Turkish manuscripts returned from US
KONYA – Anadolu Agency
Konya Governor Muammer Erol presented a plaque to Hüseyin Şen for his help in the return of the manuscripts. AA PhotosTwo manuscripts, stolen from the Yusuf Ağa Manuscript Library in the central Anatolian province of Konya, were found in a private collection of a university in the U.S. Thanks to one Turkish student’s unrelenting research, the artifacts were returned to Turkey.
Utrecht University PhD student Hüseyin Şen realized two manuscripts from the Seljuk era were in the Lawrence J. Schoenberg collection at the University of Pennsylvania Rare Books and Manuscripts Library, after researching birdhouses for his wife.

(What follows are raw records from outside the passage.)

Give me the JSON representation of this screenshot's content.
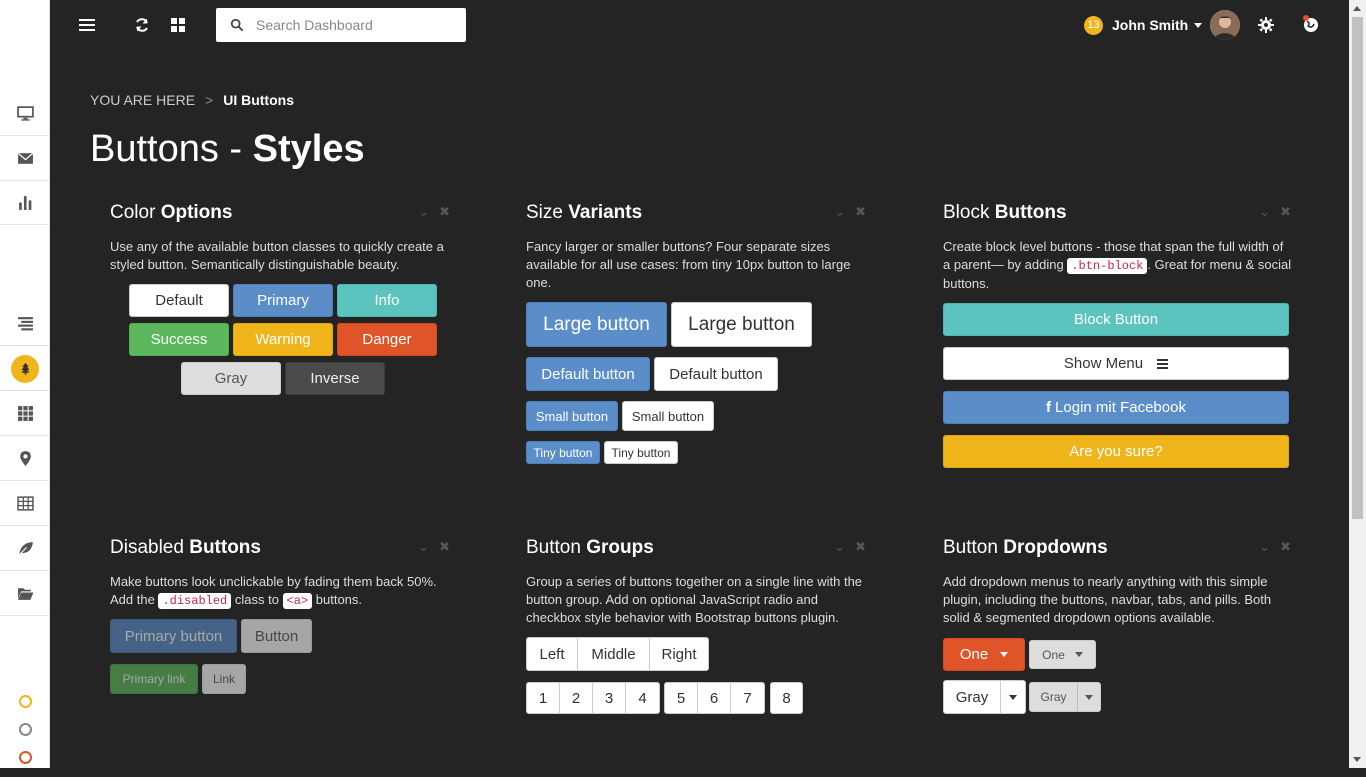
{
  "search": {
    "placeholder": "Search Dashboard"
  },
  "user": {
    "badge": "13",
    "name": "John Smith"
  },
  "breadcrumb": {
    "prefix": "YOU ARE HERE",
    "sep": ">",
    "current": "UI Buttons"
  },
  "page": {
    "title_light": "Buttons -",
    "title_bold": "Styles"
  },
  "panels": {
    "color": {
      "title_light": "Color",
      "title_bold": "Options",
      "desc": "Use any of the available button classes to quickly create a styled button. Semantically distinguishable beauty.",
      "buttons": {
        "default": "Default",
        "primary": "Primary",
        "info": "Info",
        "success": "Success",
        "warning": "Warning",
        "danger": "Danger",
        "gray": "Gray",
        "inverse": "Inverse"
      }
    },
    "size": {
      "title_light": "Size",
      "title_bold": "Variants",
      "desc": "Fancy larger or smaller buttons? Four separate sizes available for all use cases: from tiny 10px button to large one.",
      "large": "Large button",
      "default": "Default button",
      "small": "Small button",
      "tiny": "Tiny button"
    },
    "block": {
      "title_light": "Block",
      "title_bold": "Buttons",
      "desc1": "Create block level buttons - those that span the full width of a parent— by adding ",
      "code": ".btn-block",
      "desc2": ". Great for menu & social buttons.",
      "b1": "Block Button",
      "b2": "Show Menu",
      "b3": "Login mit Facebook",
      "b4": "Are you sure?"
    },
    "disabled": {
      "title_light": "Disabled",
      "title_bold": "Buttons",
      "desc1": "Make buttons look unclickable by fading them back 50%. Add the ",
      "code1": ".disabled",
      "desc2": " class to ",
      "code2": "<a>",
      "desc3": " buttons.",
      "primary_button": "Primary button",
      "button": "Button",
      "primary_link": "Primary link",
      "link": "Link"
    },
    "groups": {
      "title_light": "Button",
      "title_bold": "Groups",
      "desc": "Group a series of buttons together on a single line with the button group. Add on optional JavaScript radio and checkbox style behavior with Bootstrap buttons plugin.",
      "lmr": [
        "Left",
        "Middle",
        "Right"
      ],
      "g1": [
        "1",
        "2",
        "3",
        "4"
      ],
      "g2": [
        "5",
        "6",
        "7"
      ],
      "g3": [
        "8"
      ]
    },
    "dropdowns": {
      "title_light": "Button",
      "title_bold": "Dropdowns",
      "desc": "Add dropdown menus to nearly anything with this simple plugin, including the buttons, navbar, tabs, and pills. Both solid & segmented dropdown options available.",
      "one_big": "One",
      "one_small": "One",
      "gray_big": "Gray",
      "gray_small": "Gray"
    }
  },
  "colors": {
    "accent": "#f0b51b",
    "primary": "#5b8ec9",
    "info": "#5bc4bf",
    "success": "#5cb85c",
    "danger": "#e0542a"
  }
}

Şen immediately contacted Sare Davutoğlu, Prime Minister Ahmet Davutoğlu’s wife, who in turn contacted Konya Manuscripts Library Director Bekir Şahin and Ministry of Culture and Tourism officials. An examination revealed that the artifacts in the US were two of 103 manuscripts and seven books printed in Arabic that had been stolen from Konya in 2000.
The manuscripts, “El-İşaret Ve’t-Tenbihat Fi’l-Mantık” and “Miftahu’l-Ulum,” were returned to Turkey on June 22, and after an initiation, put back in the library.
During his visit to Konya, Prime Minister Davutoğlu paid a visit to the Yusuf Ağa Manuscript Library to examine the manuscripts.
Found while searching for Ottoman birdhouses
Speaking to the press, Şen said his wife was interested in the Ottoman bird houses and he had been helping her in her studies when he out one of the manuscripts he was researching had been stolen from the Konya Yusuf Ağa Library. “It included details about the date of the book and the number of its lines. I then went to the ministry’s site and searched for information about the stolen manuscripts. I confirmed the information; there was a huge resemblance,” he said.
Şen said because he was a bookworm, he collected catalogues of important collections, and continued:
“I started searching [my] catalogues and decided the book was the one stolen from Konya. Further searches revealed the second manuscript. I [contacted] the officials. It should be revealed how two books were moved to the U.S.”
In addition to the manuscripts, 64 book covers were also stolen, Şahin said, adding, “New covers have been produced out of the stolen covers. They divided the books into two and sold them differently. Two stolen covers were returned to Turkey with these books.”
He said that although the books were well restored, a phrase on one of the book’s first page had been erased, a detail that helped prove that the books belonged to Turkey. He also thanked the University of Pennsylvania officials.
Konya Governor Muammer Erol presented a plaque to Şen for his help in the return of the artifacts.